Several dozen teachers, psychologists, teens, and the likes of DK came to learn something new.

Teachers in the crowd who were retired, or parents with kids newly in school, complained a lot about school system. This reminded me of a talk by neuroscientist John Medina on Brain Rules. Play really matters. Recess is where learning happens for kids, he’d said.

I wanna break free
‘Just what is it that you want to do?’ ‘Loaded’ by Primal Scream

Porn

In a pre-DK life, I taught.

At Durham Tech, I taught basic math.

In Ireland, I taught older folks about the Internet and a middle school boys about porn.

Just kidding.

About Photoshop. (I had to get their attention, so one day one I go, “What’s the most widely searched term on the Net?” And one kid, who had given me a hard time about my accent, goes, “Porn, heh.” And I said, “That’s exactly right!”)

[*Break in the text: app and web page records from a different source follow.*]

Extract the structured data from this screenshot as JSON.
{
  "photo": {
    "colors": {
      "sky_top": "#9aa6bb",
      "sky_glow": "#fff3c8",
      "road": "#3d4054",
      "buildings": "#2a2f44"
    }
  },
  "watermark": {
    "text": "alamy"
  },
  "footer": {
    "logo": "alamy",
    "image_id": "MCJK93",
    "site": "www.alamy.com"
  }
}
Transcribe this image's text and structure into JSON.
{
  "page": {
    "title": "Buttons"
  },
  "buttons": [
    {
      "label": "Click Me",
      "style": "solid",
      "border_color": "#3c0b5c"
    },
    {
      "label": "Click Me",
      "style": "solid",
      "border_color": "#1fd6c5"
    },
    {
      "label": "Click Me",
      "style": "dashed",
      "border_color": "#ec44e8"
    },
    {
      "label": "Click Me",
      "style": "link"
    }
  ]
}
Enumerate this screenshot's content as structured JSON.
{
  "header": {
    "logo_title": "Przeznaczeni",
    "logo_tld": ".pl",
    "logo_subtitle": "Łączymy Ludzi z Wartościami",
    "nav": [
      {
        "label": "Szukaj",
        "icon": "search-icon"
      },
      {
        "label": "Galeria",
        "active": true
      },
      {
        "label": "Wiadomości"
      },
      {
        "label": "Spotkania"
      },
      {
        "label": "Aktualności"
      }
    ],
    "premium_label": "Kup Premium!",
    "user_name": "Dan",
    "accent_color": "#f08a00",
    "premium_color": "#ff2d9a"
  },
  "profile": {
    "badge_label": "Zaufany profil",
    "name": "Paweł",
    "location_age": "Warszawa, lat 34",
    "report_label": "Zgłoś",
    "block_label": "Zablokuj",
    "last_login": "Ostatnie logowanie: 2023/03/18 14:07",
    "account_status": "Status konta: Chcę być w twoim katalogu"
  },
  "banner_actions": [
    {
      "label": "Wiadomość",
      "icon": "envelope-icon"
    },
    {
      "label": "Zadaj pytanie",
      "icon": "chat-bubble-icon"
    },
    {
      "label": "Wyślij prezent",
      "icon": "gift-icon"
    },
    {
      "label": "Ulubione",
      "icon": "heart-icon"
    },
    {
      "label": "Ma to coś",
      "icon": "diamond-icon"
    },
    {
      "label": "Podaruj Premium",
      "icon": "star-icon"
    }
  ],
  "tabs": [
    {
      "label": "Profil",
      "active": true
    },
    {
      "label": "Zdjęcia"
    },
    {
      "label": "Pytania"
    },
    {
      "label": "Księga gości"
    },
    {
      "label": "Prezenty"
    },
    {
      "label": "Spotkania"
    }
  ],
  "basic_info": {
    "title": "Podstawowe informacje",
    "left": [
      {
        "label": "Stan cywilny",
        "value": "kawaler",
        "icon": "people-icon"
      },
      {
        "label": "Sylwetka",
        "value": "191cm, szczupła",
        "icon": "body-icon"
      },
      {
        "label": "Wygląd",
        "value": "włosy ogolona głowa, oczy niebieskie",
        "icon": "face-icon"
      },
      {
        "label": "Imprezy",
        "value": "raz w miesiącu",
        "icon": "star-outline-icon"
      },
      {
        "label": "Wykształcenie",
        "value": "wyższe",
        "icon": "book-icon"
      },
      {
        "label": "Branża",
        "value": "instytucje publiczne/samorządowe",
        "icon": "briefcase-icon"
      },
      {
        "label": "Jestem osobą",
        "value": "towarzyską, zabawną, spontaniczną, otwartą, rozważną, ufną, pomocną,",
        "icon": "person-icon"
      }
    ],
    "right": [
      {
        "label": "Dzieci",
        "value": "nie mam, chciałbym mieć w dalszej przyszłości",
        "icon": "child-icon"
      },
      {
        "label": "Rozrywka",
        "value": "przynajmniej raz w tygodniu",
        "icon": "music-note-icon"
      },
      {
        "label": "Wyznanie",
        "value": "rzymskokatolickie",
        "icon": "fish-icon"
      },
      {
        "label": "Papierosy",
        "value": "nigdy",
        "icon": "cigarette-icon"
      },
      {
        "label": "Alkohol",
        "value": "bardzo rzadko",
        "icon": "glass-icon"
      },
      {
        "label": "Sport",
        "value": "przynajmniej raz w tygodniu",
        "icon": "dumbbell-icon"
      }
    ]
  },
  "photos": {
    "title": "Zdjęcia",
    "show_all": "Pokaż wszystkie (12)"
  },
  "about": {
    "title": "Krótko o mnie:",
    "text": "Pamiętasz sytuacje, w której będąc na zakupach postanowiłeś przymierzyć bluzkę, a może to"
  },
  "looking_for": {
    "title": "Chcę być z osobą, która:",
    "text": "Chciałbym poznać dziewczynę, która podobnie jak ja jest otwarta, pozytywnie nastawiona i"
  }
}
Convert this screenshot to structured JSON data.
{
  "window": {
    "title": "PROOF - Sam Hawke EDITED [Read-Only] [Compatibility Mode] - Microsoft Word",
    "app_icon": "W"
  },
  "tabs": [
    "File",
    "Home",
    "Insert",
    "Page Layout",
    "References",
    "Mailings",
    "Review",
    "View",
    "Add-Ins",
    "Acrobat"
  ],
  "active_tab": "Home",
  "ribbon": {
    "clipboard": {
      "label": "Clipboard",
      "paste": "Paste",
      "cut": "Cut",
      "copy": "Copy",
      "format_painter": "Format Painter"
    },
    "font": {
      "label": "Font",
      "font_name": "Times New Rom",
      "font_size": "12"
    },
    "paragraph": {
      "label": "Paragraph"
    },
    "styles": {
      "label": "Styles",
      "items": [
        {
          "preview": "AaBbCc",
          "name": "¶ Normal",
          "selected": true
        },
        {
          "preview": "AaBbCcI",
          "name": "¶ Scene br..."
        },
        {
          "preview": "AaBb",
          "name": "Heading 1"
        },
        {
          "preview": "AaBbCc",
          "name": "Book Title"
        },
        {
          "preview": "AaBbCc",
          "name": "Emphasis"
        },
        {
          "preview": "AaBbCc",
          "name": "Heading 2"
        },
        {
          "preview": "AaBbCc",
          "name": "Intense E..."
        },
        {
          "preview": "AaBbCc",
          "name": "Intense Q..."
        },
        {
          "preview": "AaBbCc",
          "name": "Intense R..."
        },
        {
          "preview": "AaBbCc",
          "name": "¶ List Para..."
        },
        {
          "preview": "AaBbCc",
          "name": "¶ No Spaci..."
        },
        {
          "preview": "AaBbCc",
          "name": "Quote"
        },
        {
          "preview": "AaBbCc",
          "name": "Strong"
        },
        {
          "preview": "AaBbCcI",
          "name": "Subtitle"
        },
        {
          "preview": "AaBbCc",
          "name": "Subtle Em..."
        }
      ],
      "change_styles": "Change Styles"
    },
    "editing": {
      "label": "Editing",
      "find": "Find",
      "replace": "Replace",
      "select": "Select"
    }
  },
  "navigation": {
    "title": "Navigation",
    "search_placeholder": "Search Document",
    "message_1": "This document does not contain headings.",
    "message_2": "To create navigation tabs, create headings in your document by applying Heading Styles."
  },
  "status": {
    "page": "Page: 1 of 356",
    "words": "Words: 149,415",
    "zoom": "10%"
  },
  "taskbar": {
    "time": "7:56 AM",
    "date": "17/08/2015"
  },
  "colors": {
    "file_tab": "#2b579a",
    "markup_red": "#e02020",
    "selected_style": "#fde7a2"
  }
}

Wait, you missed that?

You mean you weren’t paying attention when I said PORN!?

(Hey, do I get a bunch of hits to this site now, since I said PORN?)

The dialogue

I’m very excited to hear someone pointing out that thinking about solutions from multiple angles is really important. (And that this person is someone other than Akira Morita, my partner in life and work here at DK.)

But I feel the book might be trying to brush over too many topics at once. I’ve focused on just one aspect here–the need to be able to think creatively—but there was a bunch of other stuff like why people who are Internet users don’t need as much antidepressant medicine, how older people find community online, and some stuff about Movable Type.

I wouldn’t recommend buying the book. It might be a little convoluted when it comes to exploring one topic with depth and clarity.

I’m also a little miffed Davidson seemed to misattribute a famous theory to someone who tweeted. “He called it, ‘the butterfly effect,’” she said.

Initial conditions at one place in a system can result in large differences to a later state, like a butterfly’s wings. “That’s just how he writes. Not bad for a retired guy.”

Hmmmmm. You can read all about chaos and the butterfly effect here.

But did I detect a bit of bias against retirees? That seemed to go against everything up until that point about how the Internet community can help older people feel more in touch, important, and valued.

I wasn’t sure how I felt about the attitude, too, towards kids in “schools where they had subsidized lunches.”

But I would welcome a dialogue with any of you who think there’s more to say about psychology, work, and play. That’s the big work we’re doing next. Orangutan Swing with Design Kompany.

Just to, you know, let the orangutan out of the bag.